§ Exercise prompt
Drop every picture, then repeat the records exactly.

Entries supplied Start Marker

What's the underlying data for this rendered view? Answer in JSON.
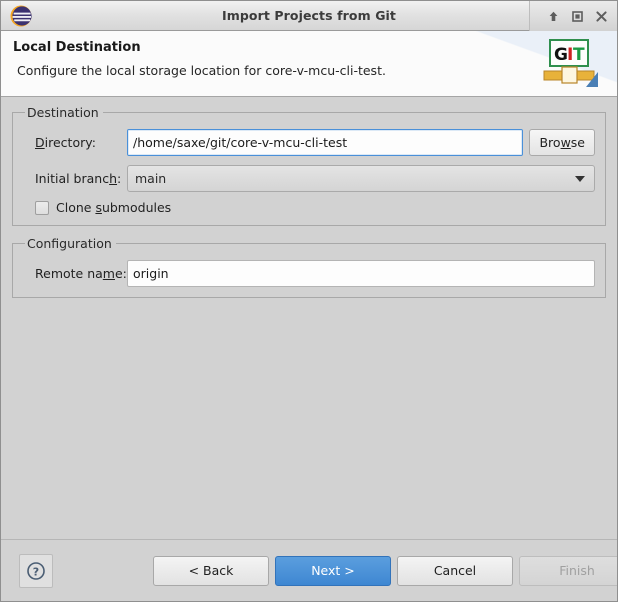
{
  "window": {
    "title": "Import Projects from Git",
    "app_icon": "eclipse-logo-icon",
    "controls": {
      "minimize": "shade-up-icon",
      "maximize": "maximize-icon",
      "close": "close-icon"
    }
  },
  "header": {
    "title": "Local Destination",
    "description": "Configure the local storage location for core-v-mcu-cli-test.",
    "logo": "git-logo-icon",
    "logo_text": {
      "g": "G",
      "i": "I",
      "t": "T"
    }
  },
  "destination": {
    "group_label": "Destination",
    "directory": {
      "label_pre": "D",
      "label_post": "irectory:",
      "value": "/home/saxe/git/core-v-mcu-cli-test",
      "placeholder": "",
      "focused": true
    },
    "browse": {
      "label_pre": "Bro",
      "label_mn": "w",
      "label_post": "se"
    },
    "initial_branch": {
      "label_pre": "Initial branc",
      "label_mn": "h",
      "label_post": ":",
      "value": "main",
      "options": [
        "main"
      ]
    },
    "clone_submodules": {
      "label_pre": "Clone ",
      "label_mn": "s",
      "label_post": "ubmodules",
      "checked": false
    }
  },
  "configuration": {
    "group_label": "Configuration",
    "remote_name": {
      "label_pre": "Remote na",
      "label_mn": "m",
      "label_post": "e:",
      "value": "origin",
      "placeholder": ""
    }
  },
  "footer": {
    "help": "?",
    "back": "< Back",
    "next": "Next >",
    "cancel": "Cancel",
    "finish": "Finish"
  },
  "colors": {
    "accent": "#4a90d9",
    "body_bg": "#d2d2d2",
    "header_bg": "#fbfbfb",
    "disabled_text": "#a0a0a0"
  }
}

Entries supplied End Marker

§ Response
What's the underlying data for this rendered view? Answer in JSON.
{
  "window": {
    "title": "Import Projects from Git",
    "app_icon": "eclipse-logo-icon",
    "controls": {
      "minimize": "shade-up-icon",
      "maximize": "maximize-icon",
      "close": "close-icon"
    }
  },
  "header": {
    "title": "Local Destination",
    "description": "Configure the local storage location for core-v-mcu-cli-test.",
    "logo": "git-logo-icon",
    "logo_text": {
      "g": "G",
      "i": "I",
      "t": "T"
    }
  },
  "destination": {
    "group_label": "Destination",
    "directory": {
      "label_pre": "D",
      "label_post": "irectory:",
      "value": "/home/saxe/git/core-v-mcu-cli-test",
      "placeholder": "",
      "focused": true
    },
    "browse": {
      "label_pre": "Bro",
      "label_mn": "w",
      "label_post": "se"
    },
    "initial_branch": {
      "label_pre": "Initial branc",
      "label_mn": "h",
      "label_post": ":",
      "value": "main",
      "options": [
        "main"
      ]
    },
    "clone_submodules": {
      "label_pre": "Clone ",
      "label_mn": "s",
      "label_post": "ubmodules",
      "checked": false
    }
  },
  "configuration": {
    "group_label": "Configuration",
    "remote_name": {
      "label_pre": "Remote na",
      "label_mn": "m",
      "label_post": "e:",
      "value": "origin",
      "placeholder": ""
    }
  },
  "footer": {
    "help": "?",
    "back": "< Back",
    "next": "Next >",
    "cancel": "Cancel",
    "finish": "Finish"
  },
  "colors": {
    "accent": "#4a90d9",
    "body_bg": "#d2d2d2",
    "header_bg": "#fbfbfb",
    "disabled_text": "#a0a0a0"
  }
}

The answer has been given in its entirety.